  • Invest in an attractive website
    Your website should be your most profitable channel, so making it as attractive as possible is key. Make sure it contains high-quality images, is easy to navigate and provides all the answers to your guests’ questions.Try adding a search bar to your website – that way you can track what people look for on your site, and create new content should you be missing any answers. Have a read of how to get more visitors to your hotel website for more.

  • Improve the online guest experience
    Is your website designed for optimal user experience (UX)? Are you providing complete, accurate content and search locators for your hotel? And most importantly, is your hotel website responsive on mobile?

    A total of 45% of travellers would switch mobile sites if it takes too many steps to book or get the desired information, so mobile guest experience is key. Try eliminating any unnecessary steps a traveller has to take on mobile by implementing one-click functionality, pre-filling any forms or providing additional ways of finishing the transaction, such as a phone number to get in touch should something go wrong! Here’s some more information on how to make your hotel website mobile-friendly.

  • Optimise pages for bookings
    Is your booking process clear, compares different room types and accessible from any page? Bookings are your ultimate goal, so make it as easy as possible for people to find your bookings page.

    We advise hotels to incorporate their own booking engine as it gives people the freedom to self-serve (by checking rooms, availability and rates) as well as make secure payments directly on your site. Intrigued? Have a read of how to choose the best booking engine in the marketplace to learn more.

If you need a little helping hand, download our free Marketing for Hoteliers guide to learn how digital marketing will help you raise brand awareness, engage with customers online and generate booking enquiries. 
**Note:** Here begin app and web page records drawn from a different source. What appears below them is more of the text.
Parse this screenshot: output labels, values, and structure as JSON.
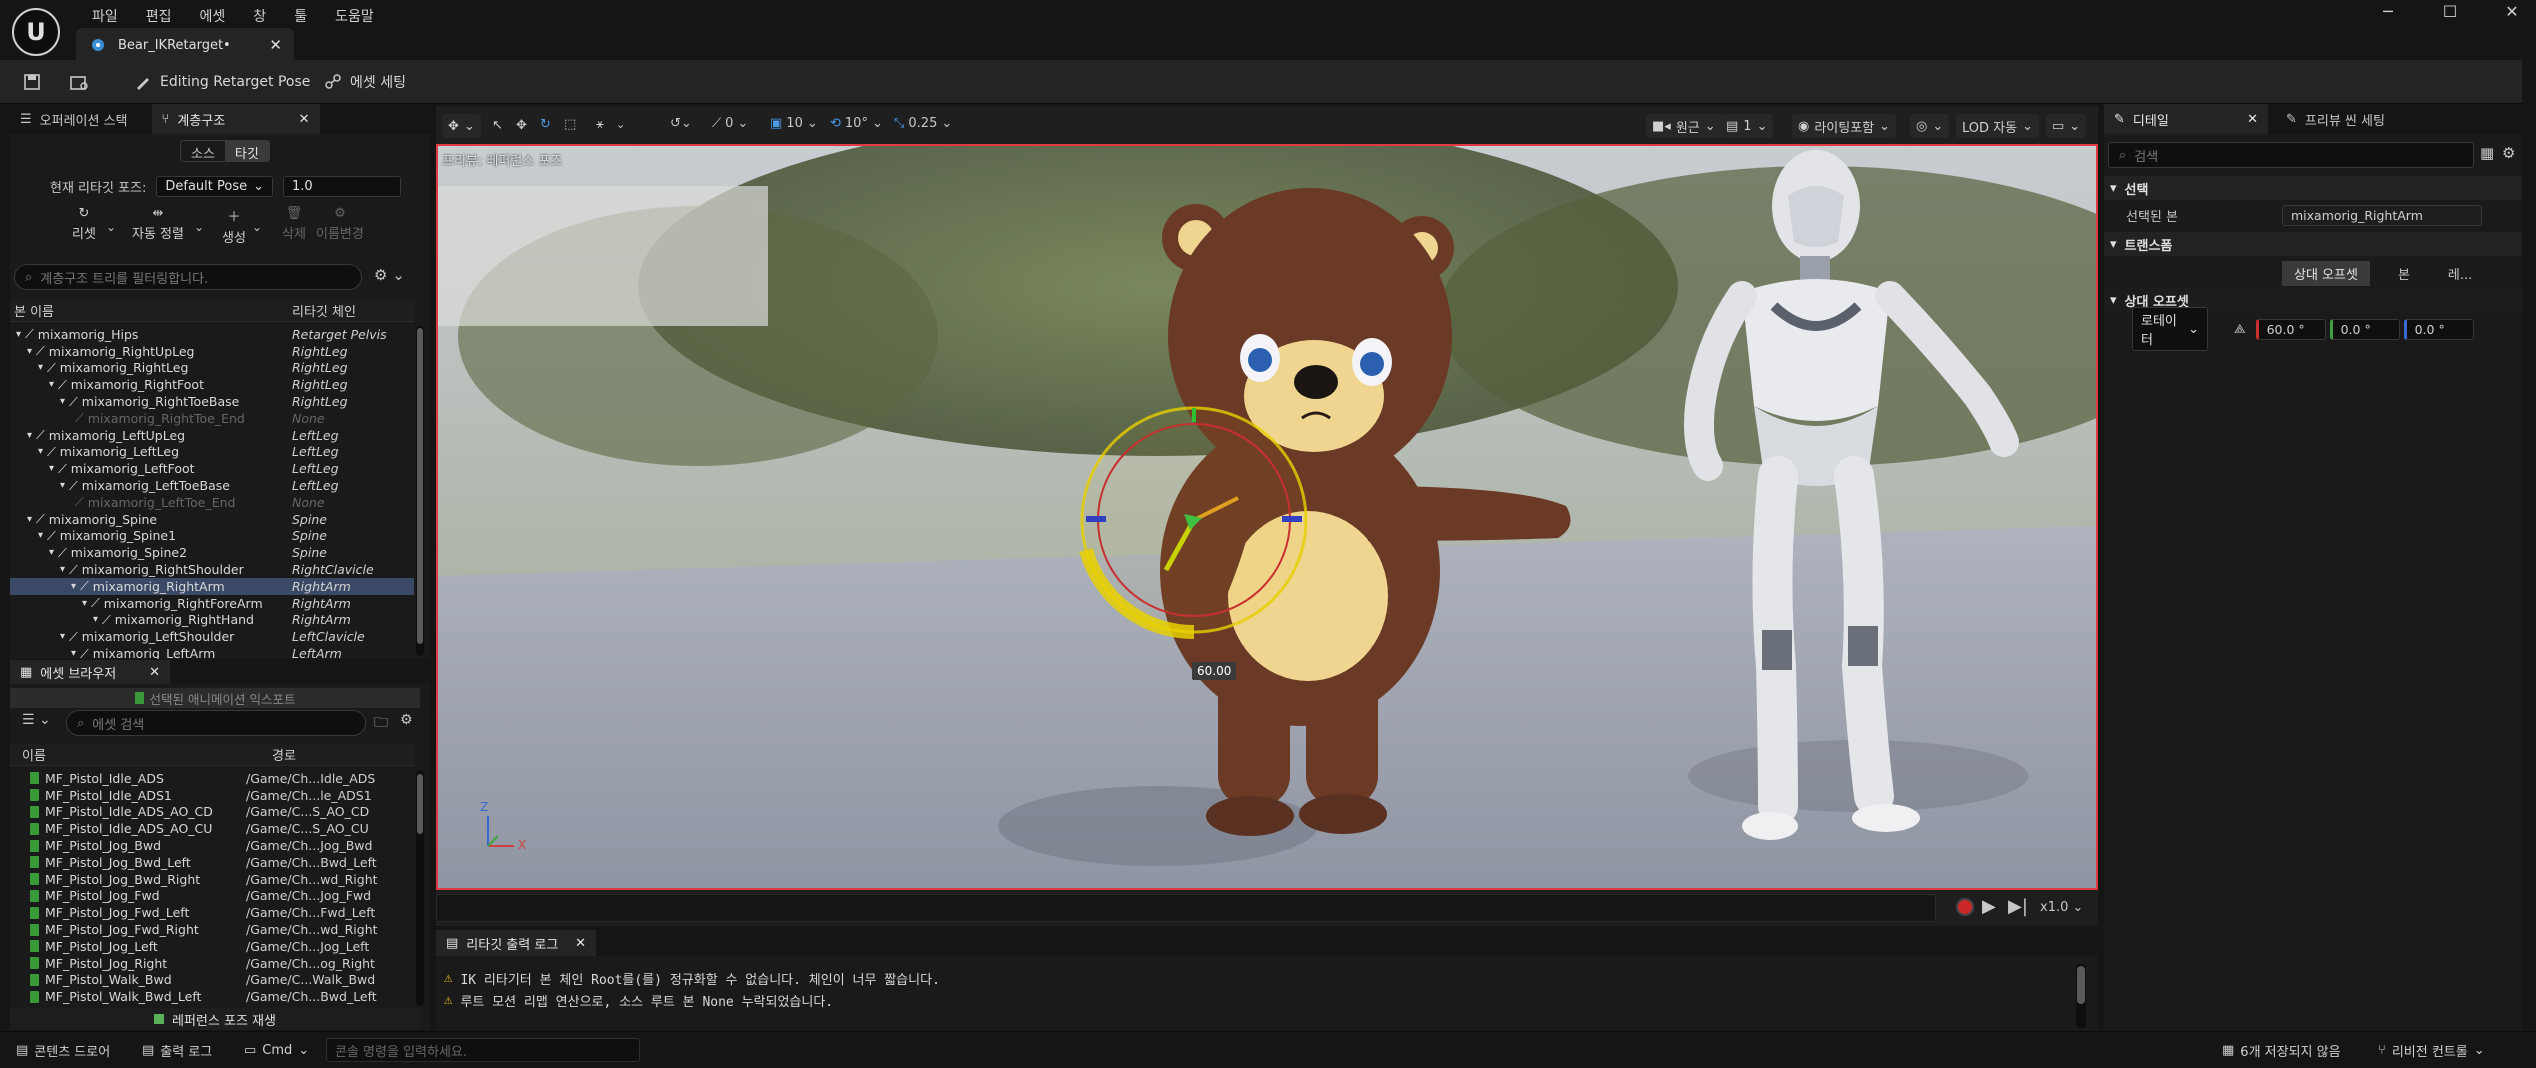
{
  "app": {
    "logo": "U"
  },
  "menu": [
    "파일",
    "편집",
    "에셋",
    "창",
    "툴",
    "도움말"
  ],
  "asset_tab": {
    "title": "Bear_IKRetarget•"
  },
  "toolbar": {
    "editing_pose": "Editing Retarget Pose",
    "asset_settings": "에셋 세팅"
  },
  "left_panel": {
    "tabs": [
      "오퍼레이션 스택",
      "계층구조"
    ],
    "segment": [
      "소스",
      "타깃"
    ],
    "pose_label": "현재 리타깃 포즈:",
    "pose_value": "Default Pose",
    "pose_blend": "1.0",
    "tools": [
      "리셋",
      "자동 정렬",
      "생성",
      "삭제",
      "이름변경"
    ],
    "filter_placeholder": "계층구조 트리를 필터링합니다.",
    "columns": [
      "본 이름",
      "리타깃 체인"
    ],
    "bones": [
      {
        "name": "mixamorig_Hips",
        "chain": "Retarget Pelvis",
        "depth": 0
      },
      {
        "name": "mixamorig_RightUpLeg",
        "chain": "RightLeg",
        "depth": 1
      },
      {
        "name": "mixamorig_RightLeg",
        "chain": "RightLeg",
        "depth": 2
      },
      {
        "name": "mixamorig_RightFoot",
        "chain": "RightLeg",
        "depth": 3
      },
      {
        "name": "mixamorig_RightToeBase",
        "chain": "RightLeg",
        "depth": 4
      },
      {
        "name": "mixamorig_RightToe_End",
        "chain": "None",
        "depth": 5,
        "muted": true
      },
      {
        "name": "mixamorig_LeftUpLeg",
        "chain": "LeftLeg",
        "depth": 1
      },
      {
        "name": "mixamorig_LeftLeg",
        "chain": "LeftLeg",
        "depth": 2
      },
      {
        "name": "mixamorig_LeftFoot",
        "chain": "LeftLeg",
        "depth": 3
      },
      {
        "name": "mixamorig_LeftToeBase",
        "chain": "LeftLeg",
        "depth": 4
      },
      {
        "name": "mixamorig_LeftToe_End",
        "chain": "None",
        "depth": 5,
        "muted": true
      },
      {
        "name": "mixamorig_Spine",
        "chain": "Spine",
        "depth": 1
      },
      {
        "name": "mixamorig_Spine1",
        "chain": "Spine",
        "depth": 2
      },
      {
        "name": "mixamorig_Spine2",
        "chain": "Spine",
        "depth": 3
      },
      {
        "name": "mixamorig_RightShoulder",
        "chain": "RightClavicle",
        "depth": 4
      },
      {
        "name": "mixamorig_RightArm",
        "chain": "RightArm",
        "depth": 5,
        "selected": true
      },
      {
        "name": "mixamorig_RightForeArm",
        "chain": "RightArm",
        "depth": 6
      },
      {
        "name": "mixamorig_RightHand",
        "chain": "RightArm",
        "depth": 7
      },
      {
        "name": "mixamorig_LeftShoulder",
        "chain": "LeftClavicle",
        "depth": 4
      },
      {
        "name": "mixamorig_LeftArm",
        "chain": "LeftArm",
        "depth": 5
      }
    ]
  },
  "asset_browser": {
    "tab": "에셋 브라우저",
    "filter_label": "선택된 애니메이션 익스포트",
    "search_placeholder": "에셋 검색",
    "columns": [
      "이름",
      "경로"
    ],
    "assets": [
      {
        "name": "MF_Pistol_Idle_ADS",
        "path": "/Game/Ch...Idle_ADS"
      },
      {
        "name": "MF_Pistol_Idle_ADS1",
        "path": "/Game/Ch...le_ADS1"
      },
      {
        "name": "MF_Pistol_Idle_ADS_AO_CD",
        "path": "/Game/C...S_AO_CD"
      },
      {
        "name": "MF_Pistol_Idle_ADS_AO_CU",
        "path": "/Game/C...S_AO_CU"
      },
      {
        "name": "MF_Pistol_Jog_Bwd",
        "path": "/Game/Ch...Jog_Bwd"
      },
      {
        "name": "MF_Pistol_Jog_Bwd_Left",
        "path": "/Game/Ch...Bwd_Left"
      },
      {
        "name": "MF_Pistol_Jog_Bwd_Right",
        "path": "/Game/Ch...wd_Right"
      },
      {
        "name": "MF_Pistol_Jog_Fwd",
        "path": "/Game/Ch...Jog_Fwd"
      },
      {
        "name": "MF_Pistol_Jog_Fwd_Left",
        "path": "/Game/Ch...Fwd_Left"
      },
      {
        "name": "MF_Pistol_Jog_Fwd_Right",
        "path": "/Game/Ch...wd_Right"
      },
      {
        "name": "MF_Pistol_Jog_Left",
        "path": "/Game/Ch...Jog_Left"
      },
      {
        "name": "MF_Pistol_Jog_Right",
        "path": "/Game/Ch...og_Right"
      },
      {
        "name": "MF_Pistol_Walk_Bwd",
        "path": "/Game/C...Walk_Bwd"
      },
      {
        "name": "MF_Pistol_Walk_Bwd_Left",
        "path": "/Game/Ch...Bwd_Left"
      }
    ],
    "play_ref": "레퍼런스 포즈 재생"
  },
  "viewport": {
    "preview_label": "프리뷰: 레퍼런스 포즈",
    "snap_angle": "0",
    "grid_size": "10",
    "rot_snap": "10°",
    "scale_snap": "0.25",
    "projection": "원근",
    "view_count": "1",
    "lighting": "라이팅포함",
    "lod": "LOD 자동",
    "gizmo_value": "60.00",
    "axis_z": "Z",
    "axis_x": "X",
    "play_rate": "x1.0"
  },
  "details": {
    "tabs": [
      "디테일",
      "프리뷰 씬 세팅"
    ],
    "search_placeholder": "검색",
    "section_selection": "선택",
    "selected_bone_label": "선택된 본",
    "selected_bone_value": "mixamorig_RightArm",
    "section_transform": "트랜스폼",
    "space_buttons": [
      "상대 오프셋",
      "본",
      "레..."
    ],
    "section_offset": "상대 오프셋",
    "rotator_label": "로테이터",
    "rot_values": [
      "60.0 °",
      "0.0 °",
      "0.0 °"
    ]
  },
  "output_log": {
    "tab": "리타깃 출력 로그",
    "lines": [
      "IK 리타기터 본 체인 Root를(를) 정규화할 수 없습니다. 체인이 너무 짧습니다.",
      "루트 모션 리맵 연산으로, 소스 루트 본 None 누락되었습니다."
    ]
  },
  "status_bar": {
    "content_drawer": "콘텐츠 드로어",
    "output_log": "출력 로그",
    "cmd": "Cmd",
    "cmd_placeholder": "콘솔 명령을 입력하세요.",
    "unsaved": "6개 저장되지 않음",
    "revision": "리비전 컨트롤"
  },
  "colors": {
    "selection": "#3a4a66",
    "viewport_border": "#e23a44",
    "gizmo": "#e8d000"
  }
}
Besides attracting more direct bookings, hoteliers should also review the possibilities of the GDS, short for Global Distribution System. Despite generating billions of dollars in sales year on year, we’ve heard many hoteliers refer to the GDS booking engine as “dying”, “outdated” and “disappearing.”

Considering that over 600,000 travel agents use the GDS to book flights, hotel rooms, car rentals and destination activities every single day, this assumption is by no means accurate. 

GDS production continues to grow year on year up to 10% worldwide and experienced a record year in 2018 with over 75 million generated reservations. 

The GDS presents a perfect opportunity for hoteliers to reach overseas travellers and to generate more corporate bookings. Plus, thanks to a channel manager, it gives them greater control over the brand image that end consumers see. 

At HotelREZ, we help our member hotels ensure their GDS distribution is working in their favour, represent them with revenue growth and business development programmes and make sure their marketing is helping them improve their brand image. 

For more information, read about why the GDS is still as important as ever for hotels, download our free GDS guide or get in touch with us today. 

About HotelREZ 

HotelREZ Hotels & Resorts was founded in 2004 by Mark Lewis, an experienced hospitality industry professional and entrepreneur. Over the course of over a decade, the company has grown to be one of the leading hotel representation companies dedicated to marketing and connecting independent properties with bookers worldwide. HotelREZ now provides distribution, revenue, sales consultancy and marketing services and support to more than 1,500 hotels, apartments and hotel groups in over 100 countries including private label GDS chain code solutions. HotelREZ Hotels & Resorts is a SAAS company. 

HotelREZ manages the brand Best Loved Hotels, a collection of unique global individual properties, with a dedicated GDS Programme, together with a Website and printed Directory, aimed at the high-end leisure agency and traveller. HotelREZ also incorporates the global World Rainbow Hotels, the world’s only GDS enabled LGBT global hotel consortia representing some 1200 hotels in 230 destinations across the globe.